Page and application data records
+-------+

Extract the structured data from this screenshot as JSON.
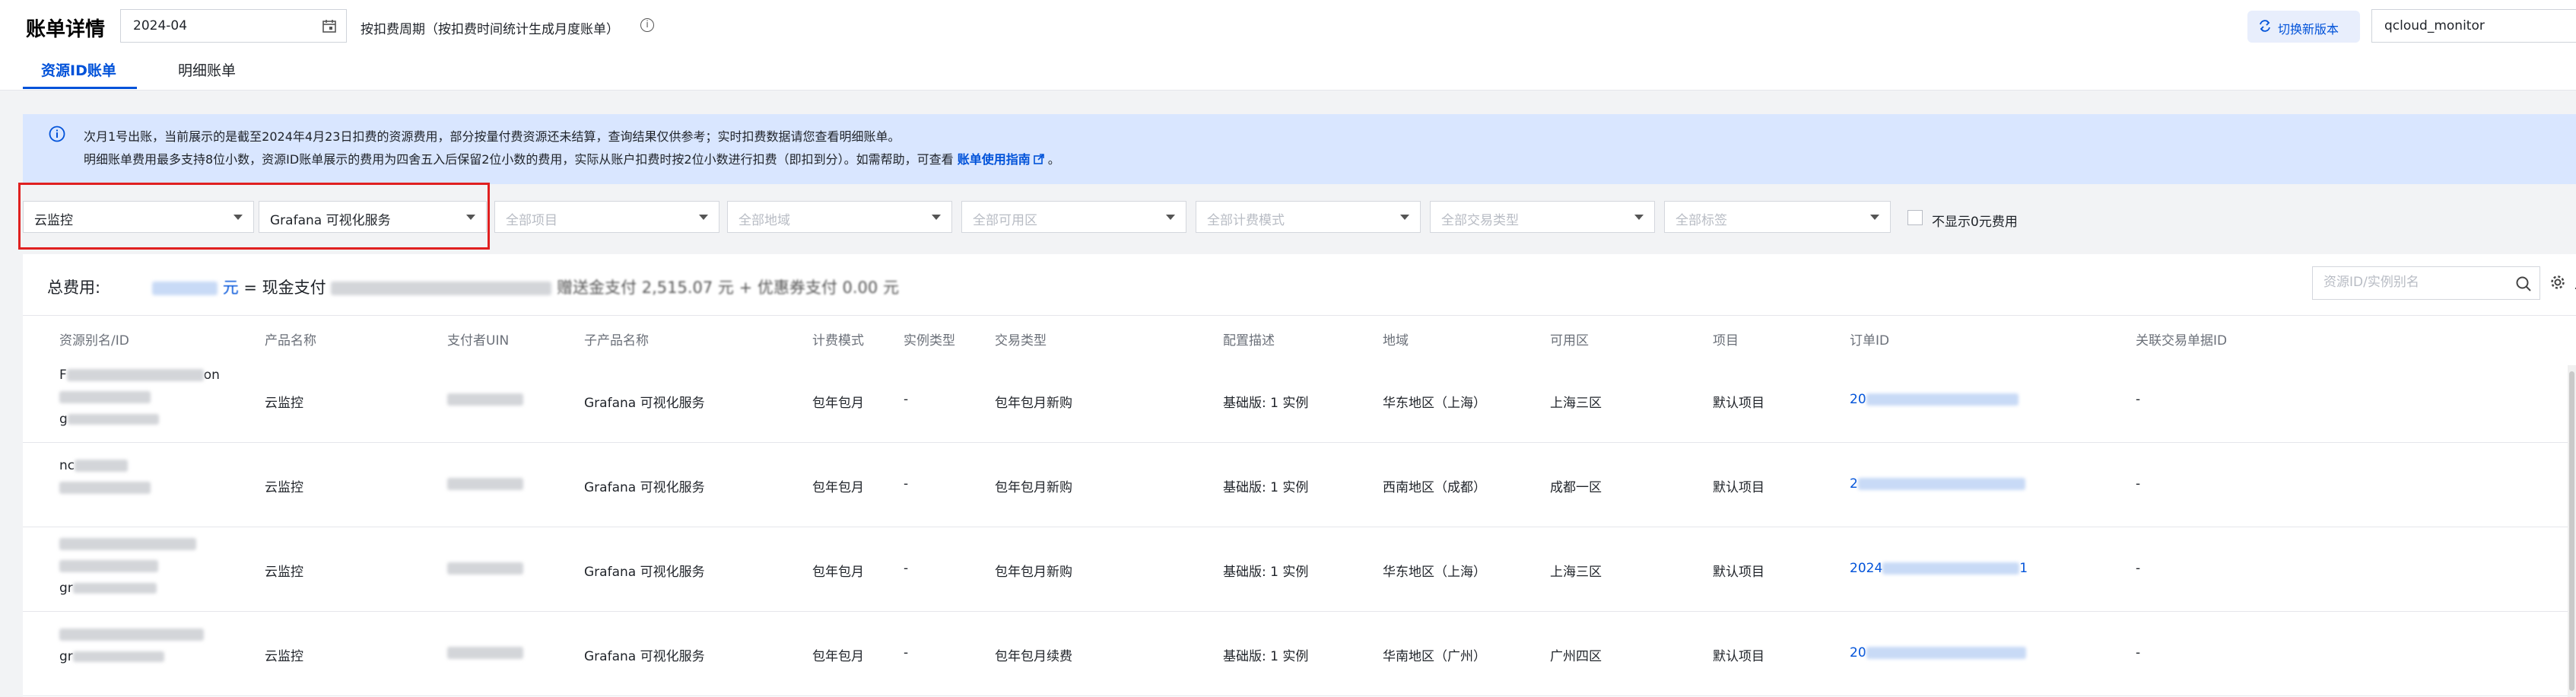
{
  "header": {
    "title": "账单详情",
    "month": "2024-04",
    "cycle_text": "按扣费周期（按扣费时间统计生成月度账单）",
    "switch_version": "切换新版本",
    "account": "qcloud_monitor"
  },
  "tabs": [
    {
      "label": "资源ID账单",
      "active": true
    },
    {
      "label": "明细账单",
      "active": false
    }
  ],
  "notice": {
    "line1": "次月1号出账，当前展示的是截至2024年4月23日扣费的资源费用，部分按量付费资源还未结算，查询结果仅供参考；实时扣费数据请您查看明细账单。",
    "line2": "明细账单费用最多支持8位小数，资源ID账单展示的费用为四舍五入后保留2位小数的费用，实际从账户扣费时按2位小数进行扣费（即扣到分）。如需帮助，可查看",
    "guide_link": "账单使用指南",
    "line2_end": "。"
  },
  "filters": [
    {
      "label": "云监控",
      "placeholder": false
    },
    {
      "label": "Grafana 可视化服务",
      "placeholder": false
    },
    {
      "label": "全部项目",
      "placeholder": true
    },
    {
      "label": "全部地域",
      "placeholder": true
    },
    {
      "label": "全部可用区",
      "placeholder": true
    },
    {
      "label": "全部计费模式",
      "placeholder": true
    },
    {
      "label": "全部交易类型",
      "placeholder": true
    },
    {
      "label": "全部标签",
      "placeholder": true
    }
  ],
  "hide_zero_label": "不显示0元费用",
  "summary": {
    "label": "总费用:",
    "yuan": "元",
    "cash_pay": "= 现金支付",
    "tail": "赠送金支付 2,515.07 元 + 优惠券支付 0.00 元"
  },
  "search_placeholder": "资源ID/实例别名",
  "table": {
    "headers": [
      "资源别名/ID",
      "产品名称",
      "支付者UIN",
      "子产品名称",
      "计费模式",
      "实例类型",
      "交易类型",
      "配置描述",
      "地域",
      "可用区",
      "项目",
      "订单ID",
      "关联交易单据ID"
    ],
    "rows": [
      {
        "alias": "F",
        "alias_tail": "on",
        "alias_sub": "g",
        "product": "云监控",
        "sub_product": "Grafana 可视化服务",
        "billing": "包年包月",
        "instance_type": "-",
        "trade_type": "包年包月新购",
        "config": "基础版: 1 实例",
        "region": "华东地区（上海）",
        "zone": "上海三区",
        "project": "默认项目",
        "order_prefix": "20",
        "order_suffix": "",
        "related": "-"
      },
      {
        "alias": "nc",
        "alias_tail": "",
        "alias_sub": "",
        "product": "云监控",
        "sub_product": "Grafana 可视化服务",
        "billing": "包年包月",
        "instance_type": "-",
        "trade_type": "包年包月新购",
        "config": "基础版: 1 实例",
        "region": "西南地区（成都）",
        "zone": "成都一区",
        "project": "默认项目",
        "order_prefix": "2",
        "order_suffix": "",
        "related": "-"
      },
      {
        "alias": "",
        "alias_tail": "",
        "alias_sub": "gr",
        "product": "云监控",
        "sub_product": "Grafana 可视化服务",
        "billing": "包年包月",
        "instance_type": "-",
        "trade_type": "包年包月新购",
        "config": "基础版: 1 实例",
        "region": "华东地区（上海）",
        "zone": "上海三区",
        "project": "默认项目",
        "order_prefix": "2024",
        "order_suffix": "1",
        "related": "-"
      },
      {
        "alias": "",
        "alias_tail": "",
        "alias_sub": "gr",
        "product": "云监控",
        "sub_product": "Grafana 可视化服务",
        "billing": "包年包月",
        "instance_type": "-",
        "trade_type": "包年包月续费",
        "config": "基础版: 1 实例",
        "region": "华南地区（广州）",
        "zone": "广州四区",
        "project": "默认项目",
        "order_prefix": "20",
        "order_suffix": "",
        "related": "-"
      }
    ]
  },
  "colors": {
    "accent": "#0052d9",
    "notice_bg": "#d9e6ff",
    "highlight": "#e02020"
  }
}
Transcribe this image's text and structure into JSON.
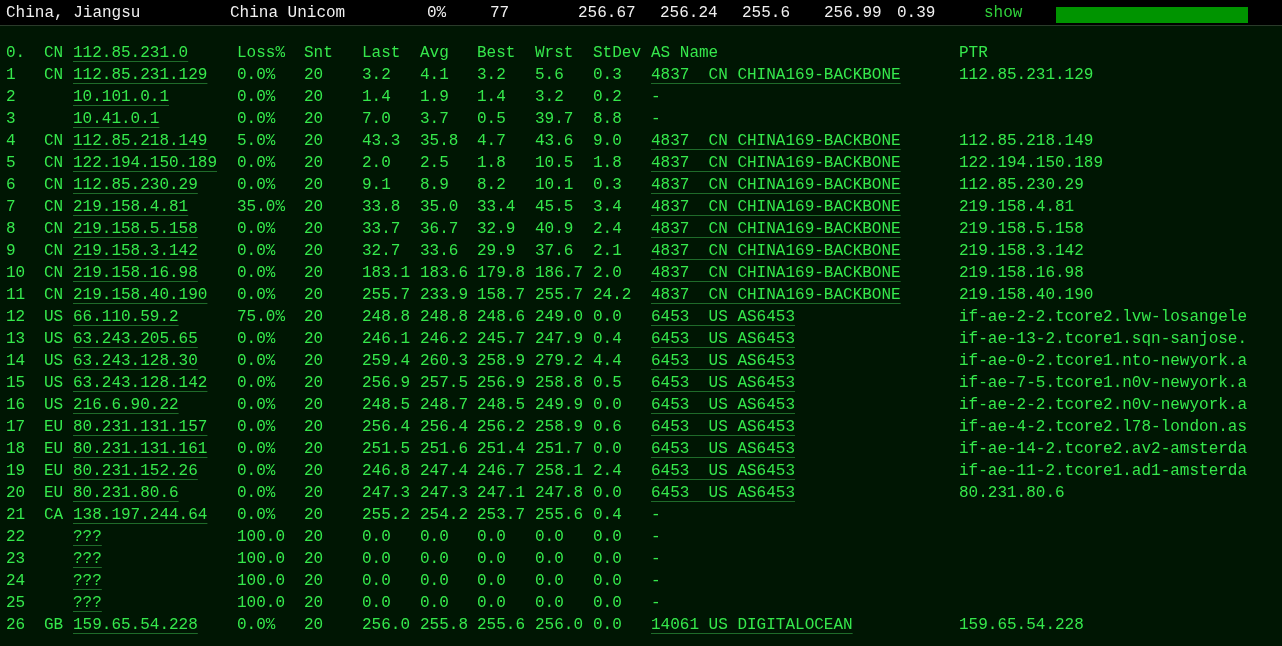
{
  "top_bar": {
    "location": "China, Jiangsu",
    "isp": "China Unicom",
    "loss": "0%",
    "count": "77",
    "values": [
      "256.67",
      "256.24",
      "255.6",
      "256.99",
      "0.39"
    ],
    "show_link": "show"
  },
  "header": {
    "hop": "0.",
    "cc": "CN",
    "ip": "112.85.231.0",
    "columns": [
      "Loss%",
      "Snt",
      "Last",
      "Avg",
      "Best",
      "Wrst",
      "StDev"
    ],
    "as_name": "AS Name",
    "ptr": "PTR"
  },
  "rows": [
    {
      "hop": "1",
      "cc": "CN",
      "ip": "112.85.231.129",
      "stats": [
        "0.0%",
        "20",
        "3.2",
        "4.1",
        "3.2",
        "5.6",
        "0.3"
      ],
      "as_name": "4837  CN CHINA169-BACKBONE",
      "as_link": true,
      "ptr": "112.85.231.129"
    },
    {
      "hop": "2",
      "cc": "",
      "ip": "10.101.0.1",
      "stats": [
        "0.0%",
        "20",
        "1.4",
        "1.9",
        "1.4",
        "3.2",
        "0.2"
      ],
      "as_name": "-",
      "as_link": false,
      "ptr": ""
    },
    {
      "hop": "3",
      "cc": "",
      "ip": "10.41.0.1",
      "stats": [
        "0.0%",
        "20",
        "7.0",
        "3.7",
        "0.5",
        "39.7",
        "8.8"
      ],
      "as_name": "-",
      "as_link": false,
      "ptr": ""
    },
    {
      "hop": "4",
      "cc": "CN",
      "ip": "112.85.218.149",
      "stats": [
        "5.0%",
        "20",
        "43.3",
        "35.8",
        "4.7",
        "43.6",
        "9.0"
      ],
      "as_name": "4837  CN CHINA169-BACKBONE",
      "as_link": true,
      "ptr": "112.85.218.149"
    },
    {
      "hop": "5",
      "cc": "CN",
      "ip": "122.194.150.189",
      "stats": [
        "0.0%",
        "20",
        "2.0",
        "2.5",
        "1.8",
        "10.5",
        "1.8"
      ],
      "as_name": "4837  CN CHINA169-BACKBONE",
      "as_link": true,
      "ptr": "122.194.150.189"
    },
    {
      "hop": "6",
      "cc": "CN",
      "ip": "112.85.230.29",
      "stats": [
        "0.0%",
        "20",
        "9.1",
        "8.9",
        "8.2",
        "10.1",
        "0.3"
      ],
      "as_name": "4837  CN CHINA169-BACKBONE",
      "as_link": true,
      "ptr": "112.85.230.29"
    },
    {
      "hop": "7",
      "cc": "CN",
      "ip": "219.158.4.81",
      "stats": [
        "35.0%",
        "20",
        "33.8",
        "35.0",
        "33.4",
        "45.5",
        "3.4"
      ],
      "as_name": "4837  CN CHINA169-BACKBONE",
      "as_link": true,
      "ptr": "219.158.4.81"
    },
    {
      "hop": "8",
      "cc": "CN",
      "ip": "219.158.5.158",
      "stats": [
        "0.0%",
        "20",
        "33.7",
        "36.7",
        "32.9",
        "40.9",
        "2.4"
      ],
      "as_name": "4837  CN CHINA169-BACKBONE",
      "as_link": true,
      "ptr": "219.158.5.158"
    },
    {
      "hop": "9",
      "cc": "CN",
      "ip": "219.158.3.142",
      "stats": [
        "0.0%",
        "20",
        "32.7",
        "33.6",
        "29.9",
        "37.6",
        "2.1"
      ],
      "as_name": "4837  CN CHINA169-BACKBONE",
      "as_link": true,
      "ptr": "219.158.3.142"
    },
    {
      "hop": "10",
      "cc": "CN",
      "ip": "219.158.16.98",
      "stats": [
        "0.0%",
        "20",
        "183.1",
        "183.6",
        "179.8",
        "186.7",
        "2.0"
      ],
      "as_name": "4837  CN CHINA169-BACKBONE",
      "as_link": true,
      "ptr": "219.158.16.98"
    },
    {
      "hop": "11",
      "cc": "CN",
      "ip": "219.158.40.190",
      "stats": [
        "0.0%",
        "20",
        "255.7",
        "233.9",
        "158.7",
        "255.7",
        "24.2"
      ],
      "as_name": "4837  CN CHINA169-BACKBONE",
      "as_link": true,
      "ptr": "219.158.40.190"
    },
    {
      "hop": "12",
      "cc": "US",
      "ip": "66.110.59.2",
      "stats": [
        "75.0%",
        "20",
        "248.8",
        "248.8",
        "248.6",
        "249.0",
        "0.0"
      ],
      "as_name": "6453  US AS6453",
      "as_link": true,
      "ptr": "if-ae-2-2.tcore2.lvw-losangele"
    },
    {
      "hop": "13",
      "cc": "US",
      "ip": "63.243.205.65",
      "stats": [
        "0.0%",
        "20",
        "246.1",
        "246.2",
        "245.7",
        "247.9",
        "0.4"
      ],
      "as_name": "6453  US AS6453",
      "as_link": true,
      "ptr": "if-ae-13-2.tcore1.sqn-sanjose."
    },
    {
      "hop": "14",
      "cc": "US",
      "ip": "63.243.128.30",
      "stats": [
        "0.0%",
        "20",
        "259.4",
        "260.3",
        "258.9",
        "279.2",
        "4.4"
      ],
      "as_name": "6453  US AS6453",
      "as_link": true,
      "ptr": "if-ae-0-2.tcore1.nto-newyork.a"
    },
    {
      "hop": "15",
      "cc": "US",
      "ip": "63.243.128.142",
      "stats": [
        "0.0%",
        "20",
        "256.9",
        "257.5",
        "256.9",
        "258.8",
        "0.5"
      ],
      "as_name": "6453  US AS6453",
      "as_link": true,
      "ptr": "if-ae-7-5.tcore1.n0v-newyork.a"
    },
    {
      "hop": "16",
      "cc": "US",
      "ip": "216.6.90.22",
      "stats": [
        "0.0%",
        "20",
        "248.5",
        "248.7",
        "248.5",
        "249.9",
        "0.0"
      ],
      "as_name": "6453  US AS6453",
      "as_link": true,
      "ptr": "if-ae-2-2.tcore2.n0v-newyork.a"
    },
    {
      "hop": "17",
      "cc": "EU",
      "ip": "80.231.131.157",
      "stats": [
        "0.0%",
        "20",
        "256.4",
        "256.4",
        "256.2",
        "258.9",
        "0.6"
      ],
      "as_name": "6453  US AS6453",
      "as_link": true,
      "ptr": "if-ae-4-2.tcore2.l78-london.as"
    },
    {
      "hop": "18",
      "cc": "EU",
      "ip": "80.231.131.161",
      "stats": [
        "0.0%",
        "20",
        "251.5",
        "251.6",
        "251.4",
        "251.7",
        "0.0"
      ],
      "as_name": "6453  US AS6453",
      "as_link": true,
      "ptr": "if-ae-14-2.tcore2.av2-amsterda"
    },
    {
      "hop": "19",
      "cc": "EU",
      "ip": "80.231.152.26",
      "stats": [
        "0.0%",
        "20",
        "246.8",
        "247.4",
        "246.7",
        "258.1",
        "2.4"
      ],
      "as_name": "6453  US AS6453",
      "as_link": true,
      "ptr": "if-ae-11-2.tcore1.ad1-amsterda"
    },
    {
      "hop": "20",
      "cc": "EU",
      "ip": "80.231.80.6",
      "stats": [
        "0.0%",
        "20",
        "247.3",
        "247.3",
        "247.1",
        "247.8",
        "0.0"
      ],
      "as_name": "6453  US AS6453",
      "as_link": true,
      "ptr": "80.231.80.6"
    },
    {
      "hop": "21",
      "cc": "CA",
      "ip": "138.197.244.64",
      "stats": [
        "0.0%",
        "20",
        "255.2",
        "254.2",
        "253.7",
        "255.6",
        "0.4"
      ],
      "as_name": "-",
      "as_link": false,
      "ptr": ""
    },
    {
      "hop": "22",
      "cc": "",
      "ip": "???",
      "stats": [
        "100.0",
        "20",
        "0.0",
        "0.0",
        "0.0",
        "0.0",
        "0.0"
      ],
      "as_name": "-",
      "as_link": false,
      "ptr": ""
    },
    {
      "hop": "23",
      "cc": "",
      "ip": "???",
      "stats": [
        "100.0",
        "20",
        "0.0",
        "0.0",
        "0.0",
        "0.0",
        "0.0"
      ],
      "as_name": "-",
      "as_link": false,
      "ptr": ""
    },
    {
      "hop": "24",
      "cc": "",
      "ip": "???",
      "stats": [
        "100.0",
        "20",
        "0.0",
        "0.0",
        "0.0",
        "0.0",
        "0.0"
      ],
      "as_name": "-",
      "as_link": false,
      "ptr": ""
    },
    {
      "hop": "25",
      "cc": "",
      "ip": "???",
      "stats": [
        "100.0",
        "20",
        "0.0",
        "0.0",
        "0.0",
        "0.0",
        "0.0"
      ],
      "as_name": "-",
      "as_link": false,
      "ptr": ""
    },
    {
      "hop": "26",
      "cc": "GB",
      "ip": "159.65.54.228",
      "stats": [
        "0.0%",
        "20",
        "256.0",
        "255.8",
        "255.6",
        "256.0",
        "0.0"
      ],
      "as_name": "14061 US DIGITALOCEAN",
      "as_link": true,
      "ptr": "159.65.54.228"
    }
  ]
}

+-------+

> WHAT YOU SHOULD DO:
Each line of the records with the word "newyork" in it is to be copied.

> RESPONSE TO THE EXERCISE:
      "ptr": "if-ae-0-2.tcore1.nto-newyork.a"
      "ptr": "if-ae-7-5.tcore1.n0v-newyork.a"
      "ptr": "if-ae-2-2.tcore2.n0v-newyork.a"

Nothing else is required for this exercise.